● **WHAT YOU ARE ASKED TO DO**
How many lines in this data contain the string "ASIGNACIÓN"? Reply with the number only.

● **Dataset entries**
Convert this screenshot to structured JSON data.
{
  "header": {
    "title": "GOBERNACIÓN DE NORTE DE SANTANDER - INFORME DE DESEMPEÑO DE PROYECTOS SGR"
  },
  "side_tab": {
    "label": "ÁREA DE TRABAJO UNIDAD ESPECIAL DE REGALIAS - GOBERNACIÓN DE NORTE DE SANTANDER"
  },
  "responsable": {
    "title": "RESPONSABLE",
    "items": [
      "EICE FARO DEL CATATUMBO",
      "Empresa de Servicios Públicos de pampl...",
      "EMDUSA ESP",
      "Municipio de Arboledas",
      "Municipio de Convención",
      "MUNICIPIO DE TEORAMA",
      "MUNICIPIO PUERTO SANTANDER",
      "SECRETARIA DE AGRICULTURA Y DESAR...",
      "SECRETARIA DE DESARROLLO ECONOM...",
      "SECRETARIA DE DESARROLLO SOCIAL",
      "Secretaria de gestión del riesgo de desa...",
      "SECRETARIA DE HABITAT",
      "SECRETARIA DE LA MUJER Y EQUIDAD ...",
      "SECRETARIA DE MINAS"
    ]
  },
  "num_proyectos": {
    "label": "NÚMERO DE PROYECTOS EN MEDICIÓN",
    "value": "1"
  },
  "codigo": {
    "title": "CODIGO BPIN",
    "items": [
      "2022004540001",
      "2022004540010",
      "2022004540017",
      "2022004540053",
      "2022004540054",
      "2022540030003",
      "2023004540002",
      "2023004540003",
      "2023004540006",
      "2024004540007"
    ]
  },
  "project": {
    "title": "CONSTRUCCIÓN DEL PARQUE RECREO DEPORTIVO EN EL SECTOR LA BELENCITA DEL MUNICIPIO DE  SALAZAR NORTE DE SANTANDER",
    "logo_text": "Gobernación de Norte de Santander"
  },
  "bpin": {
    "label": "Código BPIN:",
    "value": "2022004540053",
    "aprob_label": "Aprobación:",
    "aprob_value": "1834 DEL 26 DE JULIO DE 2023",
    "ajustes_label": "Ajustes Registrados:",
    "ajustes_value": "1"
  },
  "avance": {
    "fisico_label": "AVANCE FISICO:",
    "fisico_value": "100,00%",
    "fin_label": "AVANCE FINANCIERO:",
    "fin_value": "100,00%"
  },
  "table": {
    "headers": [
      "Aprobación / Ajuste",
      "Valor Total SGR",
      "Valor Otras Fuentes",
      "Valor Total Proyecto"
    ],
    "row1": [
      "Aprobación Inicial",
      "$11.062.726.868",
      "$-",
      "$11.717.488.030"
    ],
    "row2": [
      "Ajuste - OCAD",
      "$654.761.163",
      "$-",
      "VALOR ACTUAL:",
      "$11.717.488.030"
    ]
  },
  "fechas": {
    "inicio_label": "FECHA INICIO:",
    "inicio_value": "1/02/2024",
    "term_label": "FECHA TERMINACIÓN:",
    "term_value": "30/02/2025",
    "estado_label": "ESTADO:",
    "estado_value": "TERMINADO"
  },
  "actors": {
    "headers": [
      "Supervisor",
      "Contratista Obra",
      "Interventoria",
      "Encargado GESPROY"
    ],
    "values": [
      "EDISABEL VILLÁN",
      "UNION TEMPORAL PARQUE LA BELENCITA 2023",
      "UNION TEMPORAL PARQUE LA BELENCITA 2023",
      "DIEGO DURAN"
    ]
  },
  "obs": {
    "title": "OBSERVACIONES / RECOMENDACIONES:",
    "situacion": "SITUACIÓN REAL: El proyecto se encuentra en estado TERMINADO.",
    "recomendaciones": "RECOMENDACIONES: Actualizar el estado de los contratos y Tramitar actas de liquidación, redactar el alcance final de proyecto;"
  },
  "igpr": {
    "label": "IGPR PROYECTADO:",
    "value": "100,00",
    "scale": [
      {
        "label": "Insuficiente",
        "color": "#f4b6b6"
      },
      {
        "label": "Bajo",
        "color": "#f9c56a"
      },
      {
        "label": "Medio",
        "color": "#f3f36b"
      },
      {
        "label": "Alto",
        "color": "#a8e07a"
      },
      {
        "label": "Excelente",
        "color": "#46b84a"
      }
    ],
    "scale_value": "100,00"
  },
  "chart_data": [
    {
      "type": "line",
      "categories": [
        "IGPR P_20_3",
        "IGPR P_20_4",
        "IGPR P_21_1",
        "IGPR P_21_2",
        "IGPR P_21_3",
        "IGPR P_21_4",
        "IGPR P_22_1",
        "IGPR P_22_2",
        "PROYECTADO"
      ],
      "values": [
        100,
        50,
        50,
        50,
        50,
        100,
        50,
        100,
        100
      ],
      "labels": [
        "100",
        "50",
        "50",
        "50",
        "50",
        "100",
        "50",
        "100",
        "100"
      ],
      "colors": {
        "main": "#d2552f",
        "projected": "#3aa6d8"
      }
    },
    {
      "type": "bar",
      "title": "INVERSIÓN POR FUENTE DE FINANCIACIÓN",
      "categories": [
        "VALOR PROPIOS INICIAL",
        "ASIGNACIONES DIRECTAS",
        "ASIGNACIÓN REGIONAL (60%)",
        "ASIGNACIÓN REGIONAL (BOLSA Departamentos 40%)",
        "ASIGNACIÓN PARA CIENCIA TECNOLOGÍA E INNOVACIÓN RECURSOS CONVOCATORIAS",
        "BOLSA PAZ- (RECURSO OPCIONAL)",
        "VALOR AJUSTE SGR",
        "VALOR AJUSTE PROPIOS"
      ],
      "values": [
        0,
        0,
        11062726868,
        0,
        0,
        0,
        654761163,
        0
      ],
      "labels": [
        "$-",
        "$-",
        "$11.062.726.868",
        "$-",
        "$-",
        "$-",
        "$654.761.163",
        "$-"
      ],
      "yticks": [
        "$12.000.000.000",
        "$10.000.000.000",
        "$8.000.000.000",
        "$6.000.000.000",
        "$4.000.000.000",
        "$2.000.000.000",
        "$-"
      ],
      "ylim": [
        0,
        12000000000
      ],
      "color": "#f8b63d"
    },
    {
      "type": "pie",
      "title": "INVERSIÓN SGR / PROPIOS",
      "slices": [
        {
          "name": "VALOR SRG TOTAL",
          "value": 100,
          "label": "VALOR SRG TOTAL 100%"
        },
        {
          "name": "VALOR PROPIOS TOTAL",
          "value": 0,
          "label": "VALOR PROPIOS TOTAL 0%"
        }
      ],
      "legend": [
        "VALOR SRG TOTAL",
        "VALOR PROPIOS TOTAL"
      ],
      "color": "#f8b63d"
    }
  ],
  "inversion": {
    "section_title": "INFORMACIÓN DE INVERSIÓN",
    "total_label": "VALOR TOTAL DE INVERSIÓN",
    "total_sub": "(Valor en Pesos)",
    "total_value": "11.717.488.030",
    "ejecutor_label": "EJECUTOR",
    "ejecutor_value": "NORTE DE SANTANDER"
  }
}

● **OUTPUT FOR THIS TASK**
3